Weekly Newsletter   Challenge account   Weekly Newsletter   

Trade close – Line Energy (LINE) put selling for profit 3.68%

Today, I closed a trade against Line Energy (LINE) which I opened at the beginning of May (05/07/2014) with expiration in July – next month. I sold 1 put contract with 28 strike and July expiration for 1 dollar (or $100 collected in premiums).

Today, this trade was worthless (it actually cost 0.05) and I could buy it back for $5 and close it and keep $95 in premiums. Thanks to TD Ameritrade 5 cent feature I paid zero commission.

Great trade. I could close it three weeks before expiration, keep almost entire profit and release my margin for next trading.

I have two more trades which may lose value next week. It will be GME 34 strike July contract and BEN 50 strike July contract. Then I might be able to open another trade. But that will depend on my available cash as I am raising cash to stay small and have enough reserves for trade adjustments.

Happy Trading and investing!

4 responses to “Trade close – Line Energy (LINE) put selling for profit 3.68%”

  1. Scott says:

    Nice series of trades. I will love to have the capital to eventually have a few naked puts open at the same time. Despite the limited resources that I can devote to options right now, I am really liking selling puts vs credit spreads.

    At least in my limited experience so far, I’ve found that credit spreads are much harder to manage if the direction turns against you.

    Case in point my recent earnings play on LULU: The stock dropped huge after the earnings annoucement and was about $3 under my $40 strike. While I was not against being assigned the shares, I was able to roll it out a couple of times for credit and lowered my cost basis a lot. LULU is up above $40 now but even if it drops I have a profit. I can’t find a way to do that as easily with a credit spread. http://www.twoinvesting.com/2014/06/lulu-earnings

    Also, you probably addressed this before, but how aggressively do you use margin? I was recently approved for tier 3 at TD Ameritrade. That dropped my margin requirement to around $800 for the above LULU trade (vs. the $4000 in BP reduction without margin). Consequently, I have some BP left to put on more trades, though am nervous to do so without the available cash in that account. (Worse comes to worse, I could transfer more funds in.)

    Thanks again, Martin. Always enjoy reading your latest posts!

    • Martin says:

      Hi Scott,

      THANKS A LOT for visiting.

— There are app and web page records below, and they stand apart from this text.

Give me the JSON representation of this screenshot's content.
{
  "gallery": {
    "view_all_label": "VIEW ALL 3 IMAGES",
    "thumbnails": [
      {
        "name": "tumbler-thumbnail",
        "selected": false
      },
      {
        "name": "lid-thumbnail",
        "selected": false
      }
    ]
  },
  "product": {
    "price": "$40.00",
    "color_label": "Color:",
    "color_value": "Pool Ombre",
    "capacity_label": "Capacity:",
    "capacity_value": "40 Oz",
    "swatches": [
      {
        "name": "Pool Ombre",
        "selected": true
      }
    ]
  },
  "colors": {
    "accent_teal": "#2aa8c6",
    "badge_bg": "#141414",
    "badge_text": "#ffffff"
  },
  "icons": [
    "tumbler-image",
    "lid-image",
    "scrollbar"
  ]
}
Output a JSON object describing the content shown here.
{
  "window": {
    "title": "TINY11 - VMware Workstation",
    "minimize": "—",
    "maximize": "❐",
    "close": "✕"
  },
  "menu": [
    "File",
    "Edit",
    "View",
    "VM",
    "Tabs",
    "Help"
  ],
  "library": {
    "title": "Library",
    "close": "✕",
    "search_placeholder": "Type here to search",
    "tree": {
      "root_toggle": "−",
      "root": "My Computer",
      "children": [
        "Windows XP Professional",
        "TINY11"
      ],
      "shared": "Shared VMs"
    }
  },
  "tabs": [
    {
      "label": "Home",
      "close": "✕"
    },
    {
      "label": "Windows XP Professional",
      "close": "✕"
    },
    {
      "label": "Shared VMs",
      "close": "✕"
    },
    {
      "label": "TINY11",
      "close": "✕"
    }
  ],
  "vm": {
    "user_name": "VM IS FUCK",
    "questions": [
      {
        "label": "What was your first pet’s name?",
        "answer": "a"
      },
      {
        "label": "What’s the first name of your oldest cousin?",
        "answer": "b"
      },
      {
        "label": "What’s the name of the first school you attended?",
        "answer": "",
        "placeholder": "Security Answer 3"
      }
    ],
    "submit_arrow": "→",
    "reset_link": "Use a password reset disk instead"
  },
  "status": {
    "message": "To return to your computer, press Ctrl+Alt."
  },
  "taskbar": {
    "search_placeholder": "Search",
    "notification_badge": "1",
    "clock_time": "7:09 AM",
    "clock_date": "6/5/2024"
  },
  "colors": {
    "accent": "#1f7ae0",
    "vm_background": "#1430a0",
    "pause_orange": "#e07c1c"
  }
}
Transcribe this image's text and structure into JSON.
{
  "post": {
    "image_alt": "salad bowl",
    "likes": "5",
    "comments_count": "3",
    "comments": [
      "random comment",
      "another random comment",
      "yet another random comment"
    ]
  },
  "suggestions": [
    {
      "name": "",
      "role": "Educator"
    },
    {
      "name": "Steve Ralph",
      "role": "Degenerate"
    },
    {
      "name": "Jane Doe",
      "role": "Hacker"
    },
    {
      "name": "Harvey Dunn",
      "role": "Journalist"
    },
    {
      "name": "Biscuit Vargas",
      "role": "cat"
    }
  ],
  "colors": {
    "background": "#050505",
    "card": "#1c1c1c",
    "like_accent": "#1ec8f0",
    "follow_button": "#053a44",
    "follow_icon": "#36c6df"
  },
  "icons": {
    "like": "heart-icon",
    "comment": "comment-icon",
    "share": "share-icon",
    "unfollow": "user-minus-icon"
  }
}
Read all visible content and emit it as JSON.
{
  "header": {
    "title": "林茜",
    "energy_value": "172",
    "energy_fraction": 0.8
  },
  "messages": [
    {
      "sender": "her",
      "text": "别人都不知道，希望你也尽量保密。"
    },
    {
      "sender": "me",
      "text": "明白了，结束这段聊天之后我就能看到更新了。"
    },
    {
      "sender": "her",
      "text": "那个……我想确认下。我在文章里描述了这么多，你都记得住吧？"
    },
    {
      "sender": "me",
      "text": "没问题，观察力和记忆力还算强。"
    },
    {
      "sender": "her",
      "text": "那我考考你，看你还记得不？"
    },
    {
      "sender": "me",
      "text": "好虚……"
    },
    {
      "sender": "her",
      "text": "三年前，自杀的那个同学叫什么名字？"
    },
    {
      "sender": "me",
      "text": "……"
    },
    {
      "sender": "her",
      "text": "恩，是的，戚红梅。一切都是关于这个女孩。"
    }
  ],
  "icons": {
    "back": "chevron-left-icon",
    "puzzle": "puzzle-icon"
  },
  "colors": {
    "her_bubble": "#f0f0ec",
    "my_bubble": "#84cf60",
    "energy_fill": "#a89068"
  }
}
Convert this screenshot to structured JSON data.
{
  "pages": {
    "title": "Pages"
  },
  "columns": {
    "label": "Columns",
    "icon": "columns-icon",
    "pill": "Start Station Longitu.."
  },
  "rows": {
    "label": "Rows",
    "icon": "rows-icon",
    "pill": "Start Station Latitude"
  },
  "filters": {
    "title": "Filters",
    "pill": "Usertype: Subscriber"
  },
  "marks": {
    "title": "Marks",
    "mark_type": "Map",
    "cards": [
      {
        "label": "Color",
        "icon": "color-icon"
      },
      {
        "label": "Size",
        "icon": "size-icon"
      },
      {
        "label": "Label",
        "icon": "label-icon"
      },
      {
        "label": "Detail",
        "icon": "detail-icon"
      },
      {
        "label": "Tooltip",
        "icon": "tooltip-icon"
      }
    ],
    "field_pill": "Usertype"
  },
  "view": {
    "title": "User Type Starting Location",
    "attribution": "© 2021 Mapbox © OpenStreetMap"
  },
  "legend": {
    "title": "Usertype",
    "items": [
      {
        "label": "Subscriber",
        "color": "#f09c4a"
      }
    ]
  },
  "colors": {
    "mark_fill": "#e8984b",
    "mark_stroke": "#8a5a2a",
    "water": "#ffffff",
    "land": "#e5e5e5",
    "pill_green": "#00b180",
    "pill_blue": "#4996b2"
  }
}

      To your comments, let me answer a few of your questions or comment to a few of your notes. I understand that credit spreads may look like it is hard to manage, but it actually is not. You have to look at them as two separate trades. So if you sell, let’s say a bull put credit spread, then you are 1 contract long put and one contract short put. If the stock starts going against you, then you can completely ignore your long put leg as it is making you money and roll down and longer in time your short put leg as if you had only a naked put. And you try to make it a credit trade again even if you have to sell two contracts to offset the buyback. So I do not necessarily think, credit spreads are hard to manage. It’s just difficult to imagine it as we have it fixed in our minds that the trade must stay together at all time. It doesn’t have to. You are free to break the spread as you wish or need. A great example is iron condor. Many investors are legging in and out of condor as needed, they rarely sell the condor as one trade, but mostly they first sell puts leg and later add call leg.

      As far as my margin, I am actually quite aggressive on it, but recently as the market is marching higher and higher, I am deleveraging my account. Great, experienced traders such as Sosnoff, Carter, or Teddi Knight all preach to stay small and do not overdo it. Keep cash for trade adjustments. If the market suddenly crashes, you will need the cash to protect your positions otherwise you will get burned by margin calls. So that’s why I am now increasing cash and slowing down in margin use.

      Scott, thanks again for reading and posting a comment. I appreciate it as it encourages me for staying the course in posting my trading/investing ideas and strategy and that there are people reading it.

  2. Dennis says:

    Excellent trades. It seems like you really have a handle on option trading. And whenever you can sell puts agains positions that you wouldn’t mind owning, it’s a win, win, win situation. Now all you need to work on is volume. I wish you the best.


    Dennis McCain

    • Martin says:

      Dennis, thanks for kind words. Yes I need to work on volume, but that will come soon or later. I need to keep my trades smaller, not overdo it. Since I trade on margin I won’t be able to let all trades to be assigned and need to roll them, so volume can kill me if overextended.
      Thanks for your visit and kind words.

Leave a Reply

Your email address will not be published. Required fields are marked *